Susan Eves was riding with a friend on the South Downs near Shoreham on Friday, 4 December, when a dog attacked both their horses.

Both riders fell off during the incident on Southwick Hill that left Susan’s 16.3hh warmblood “pouring blood from his chest” through puncture wounds left by the English bull terrier.

“So many people witnessed it and called police that about six units arrived on the scene,” said Ms Eves. “Despite that, within a few days the officer closed our case.

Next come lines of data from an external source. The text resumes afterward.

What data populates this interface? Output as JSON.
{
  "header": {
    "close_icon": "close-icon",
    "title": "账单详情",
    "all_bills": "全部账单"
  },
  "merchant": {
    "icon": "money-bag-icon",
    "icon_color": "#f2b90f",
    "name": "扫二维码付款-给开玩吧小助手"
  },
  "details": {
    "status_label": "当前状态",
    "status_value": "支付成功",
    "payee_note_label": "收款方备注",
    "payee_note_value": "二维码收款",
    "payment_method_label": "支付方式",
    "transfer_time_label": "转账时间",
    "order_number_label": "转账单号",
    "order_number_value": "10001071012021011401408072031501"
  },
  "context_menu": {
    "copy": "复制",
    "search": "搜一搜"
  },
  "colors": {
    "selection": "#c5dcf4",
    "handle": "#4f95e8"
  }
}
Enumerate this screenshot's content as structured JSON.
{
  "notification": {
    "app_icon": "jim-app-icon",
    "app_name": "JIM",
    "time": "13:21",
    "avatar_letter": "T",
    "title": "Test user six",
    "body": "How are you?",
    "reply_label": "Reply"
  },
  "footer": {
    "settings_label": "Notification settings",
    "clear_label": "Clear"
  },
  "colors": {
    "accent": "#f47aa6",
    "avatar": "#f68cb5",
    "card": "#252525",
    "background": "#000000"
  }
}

I believe the dog should be destroyed under the Dangerous Dogs Act.”

The terrier was being exercised by a professional dog walker.

Ms Eves’s friend Claire Plumb went to hospital with a suspected fractured pelvis from the fall and both horses are lame and shaken.

“We hunt with the Southdown and Eridge and I have no idea how the horses are going to react to the hounds now,” said Ms Eves, who managed to get the case reopened, thanks to her partner Angus Dunn, who is a councillor for the Hillside Ward.

A spokesman for Sussex police insisted that any crime reported is treated seriously and “thoroughly investigated”.

“It was initially thought to be a civil matter, but as more details emerged, it became clear this was a police matter and an investigation was launched,” said the spokesman.

British Horse Society (BHS) north-west regional officer Chris Peat suffered six broken ribs and a punctured lung when a dog attacked her horse on Blackpool beach eight weeks ago.

Mrs Peat did not report the matter “because police just don’t want to prosecute”.

The BHS has collected data on dog attacks since 2002. Director of safety Mark Weston cannot recall any resulting prosecutions, other than when two police horses were attacked in Essex last month.

Equine solicitor Stuart Farr said: “The problem is that, legally, horses are property and the Dangerous Dogs Act deals with people.

“But an attack is criminal damage and they should enforce it — particularly when people are injured.”

This article was first published in Horse & Hound (17 December, ’09)